Samsung Galaxy Tab Review: Your Next Tablet?

In just 2 years, Google has produced a worthy competitor to Apple’s iOS. It’s known as Android and runs on over 70 different handsets across every  major US carrier. It’s being adopted by mainstream (my mom) at a faster rate than anyone anticipated.

In recent months, Google started moving into the tablet market, competing with Apple’s iPad. Google plans to release a more tablet optimized version of Android, dubbed Honeycomb (Android 3.0). Until, here’s a look at the Samsung Galaxy Tab from Verizon Wireless, one of Google’s answers to the iPad.

(Discloser: This review was made possible thanks to Verizon Wireless by loaning a Samsung Galaxy Tab.)

The Samsung Galaxy Tab is pretty much made for anyone that isn’t a content creators. That’s on par with much of today’s tablet market. From the voracious reader (documents and ebooks), to media junkie (social media, youtube junkies, and all else) the Galaxy Tab has you covered.

After a nearly a month with it, I’ve found it to be a great personal management device that anyone with a hectic schedule could benefit from using.


The Samsung Galaxy Tab sports a bright 7-inch display capable with a 1024×600 resolution (equivalent to a laptop). The internal memory maxes out at 2GBs, which isn’t much. Thankfully a 16GB microSD comes with it and the microSD slot supports up to 32GB cards.

Recording DVD quality videos or video chatting with the Galaxy Tab is supposedly an app away thanks to a 1.3MP front camera and 3MP rear-facing camera with flash. Not bad considering the iPad doesn’t have any kind of camera. However, I get better quality images and video from my iPhone 4’s 5MP camera.

The power button, volume rockers, and camera button line the right side of the device. Lastly, a 3.5mm slot can be found at the very top of the device.

On The Go

Less than half the size of an iPad, the Samsung Galaxy Tab is easy to carry around. I’ve managed to carry it in a small backpack, laptop case, jacket pockets, and in my hands. It’s small enough to not worry about drawing too much attention to it when in public.

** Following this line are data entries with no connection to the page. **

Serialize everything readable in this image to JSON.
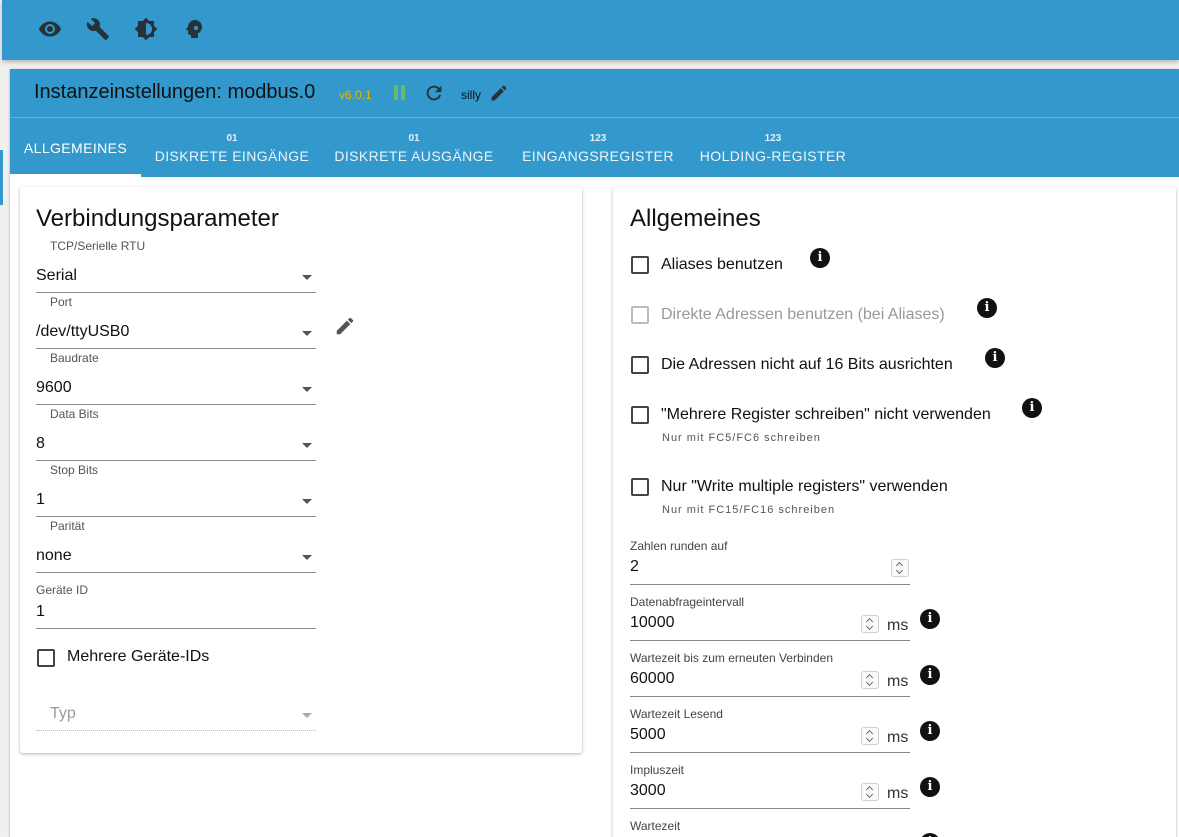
{
  "toolbar": {
    "icons": [
      "eye-icon",
      "wrench-icon",
      "brightness-icon",
      "head-icon"
    ]
  },
  "header": {
    "title": "Instanzeinstellungen: modbus.0",
    "version": "v6.0.1",
    "loglevel": "silly"
  },
  "tabs": [
    {
      "label": "ALLGEMEINES",
      "small": ""
    },
    {
      "label": "DISKRETE EINGÄNGE",
      "small": "01"
    },
    {
      "label": "DISKRETE AUSGÄNGE",
      "small": "01"
    },
    {
      "label": "EINGANGSREGISTER",
      "small": "123"
    },
    {
      "label": "HOLDING-REGISTER",
      "small": "123"
    }
  ],
  "left": {
    "title": "Verbindungsparameter",
    "connection": {
      "label": "TCP/Serielle RTU",
      "value": "Serial"
    },
    "port": {
      "label": "Port",
      "value": "/dev/ttyUSB0"
    },
    "baudrate": {
      "label": "Baudrate",
      "value": "9600"
    },
    "databits": {
      "label": "Data Bits",
      "value": "8"
    },
    "stopbits": {
      "label": "Stop Bits",
      "value": "1"
    },
    "parity": {
      "label": "Parität",
      "value": "none"
    },
    "deviceid": {
      "label": "Geräte ID",
      "value": "1"
    },
    "multi_ids": {
      "label": "Mehrere Geräte-IDs"
    },
    "type": {
      "placeholder": "Typ"
    }
  },
  "right": {
    "title": "Allgemeines",
    "checkboxes": [
      {
        "label": "Aliases benutzen",
        "help": ""
      },
      {
        "label": "Direkte Adressen benutzen (bei Aliases)",
        "help": ""
      },
      {
        "label": "Die Adressen nicht auf 16 Bits ausrichten",
        "help": ""
      },
      {
        "label": "\"Mehrere Register schreiben\" nicht verwenden",
        "help": "Nur mit FC5/FC6 schreiben"
      },
      {
        "label": "Nur \"Write multiple registers\" verwenden",
        "help": "Nur mit FC15/FC16 schreiben"
      }
    ],
    "round": {
      "label": "Zahlen runden auf",
      "value": "2"
    },
    "poll": {
      "label": "Datenabfrageintervall",
      "value": "10000",
      "unit": "ms"
    },
    "recon": {
      "label": "Wartezeit bis zum erneuten Verbinden",
      "value": "60000",
      "unit": "ms"
    },
    "readtime": {
      "label": "Wartezeit Lesend",
      "value": "5000",
      "unit": "ms"
    },
    "pulse": {
      "label": "Impluszeit",
      "value": "3000",
      "unit": "ms"
    },
    "wait": {
      "label": "Wartezeit"
    }
  }
}
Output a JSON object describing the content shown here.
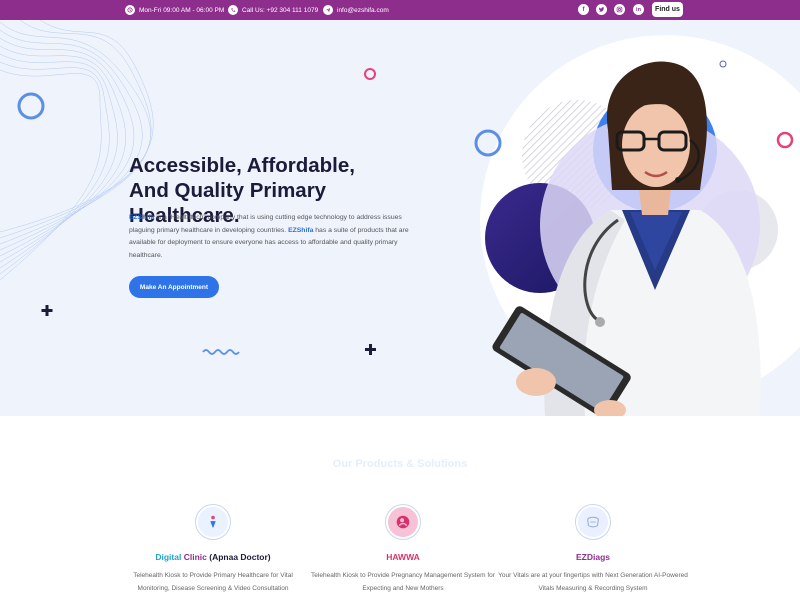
{
  "topbar": {
    "hours": "Mon-Fri 09:00 AM - 06:00 PM",
    "phone": "Call Us: +92 304 111 1079",
    "email": "info@ezshifa.com",
    "socials": [
      "f",
      "t",
      "ig",
      "in"
    ],
    "find_us": "Find us",
    "bg_color": "#8e2e8c"
  },
  "hero": {
    "title_line1": "Accessible, Affordable,",
    "title_line2": "And Quality Primary",
    "title_line3": "Healthcare.",
    "desc_brand1": "EZShifa",
    "desc_part1": " is a “Healthtech” company that is using cutting edge technology to address issues plaguing primary healthcare in developing countries. ",
    "desc_brand2": "EZShifa",
    "desc_part2": " has a suite of products that are available for deployment to ensure everyone has access to affordable and quality primary healthcare.",
    "cta": "Make An Appointment"
  },
  "products": {
    "section_title": "Our Products & Solutions",
    "items": [
      {
        "title_a": "Digital",
        "title_b": "Clinic",
        "title_c": "(Apnaa Doctor)",
        "desc": "Telehealth Kiosk to Provide Primary Healthcare for Vital Monitoring, Disease Screening & Video Consultation",
        "icon": "clinic-icon"
      },
      {
        "title": "HAWWA",
        "desc": "Telehealth Kiosk to Provide Pregnancy Management System for Expecting and New Mothers",
        "icon": "mother-icon"
      },
      {
        "title": "EZDiags",
        "desc": "Your Vitals are at your fingertips with Next Generation AI-Powered Vitals Measuring & Recording System",
        "icon": "diagnostics-icon"
      }
    ]
  },
  "colors": {
    "accent": "#2e73e8",
    "pink": "#e8407a",
    "navy": "#1c1b3a",
    "purple": "#8e2e8c"
  }
}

Transferring documents from the Galaxy Tab to work on the go is a seamless experience if you’re using most of Google’s services. Whether in the middle of replying to an email or reading an ebook I could move around without feeling completely tied to my laptop.

Typing on the Samsung Galaxy Tab is a luxury for my small hands. If you have large fingers you shouldn’t have any troubles with typing on this. However, I did have some trouble hitting the space bar when typing. Moving the cursor around the screen or copying and pasting text is easy. The speakers on the bottom of the Galaxy Tab can get incredibly loud. As for taking pictures with the Galaxy Tab, it takes some getting used to but it’s not uncomfortable when you do it. I haven’t received any weird stares so far.

Battery life on the Galaxy Tab  is subpar. I’m not getting much more battery life out of the Samsung Galaxy Tab than I am from my iPhone. It’s definitely not making it to the end of a work day, but using airplane mode and switching to wifi can help improve battery life. Also, minimizing the display brightness to the lowest setting helps tremendously! The display usually uses the most battery power on any device.

App Experience

I find myself reading more emails and ebooks on the Samsung Galaxy Tab. Squinting on my iPhone’s small screen seems like a thing of the past compared to the Tab’s 7-inch display. The Gmail app supports multiple email aliases without any messy configurations unlike the iPhone.

However, even with the 1GHz Cortex A8 Hummingbird processor, Android 2.2 (Froyo) on the Samsung Galaxy Tab runs slower than any device I own – old or new. Froyo isn’t the latest version of Android, but the more I used the phone the more Android began to feel sluggish and jittery as if it was tired, yet running on too much caffeine.

The apps I used the were include:

  • The Official Twitter App for Android
  • Pulse (News)
  • Calendar
  • Facebook
  • Skyfire

The Verdict

All in all, the Samsung Galaxy Tab isn’t worth the money.  Once my mom saw the cameras and size of the Galaxy Tab she was ready to trade her iPad for it. However, I warned her that there would be no Netflix watching on this device, something she loves to do on her iPad.

If you can’t wait, then go for it. Otherwise, I’d wait for Honeycomb for a better experience in the future.

Corvida Raven

A natural pioneer at grasping the rapidly changing landscape of technology, Corvida Raven talks tech in plain English on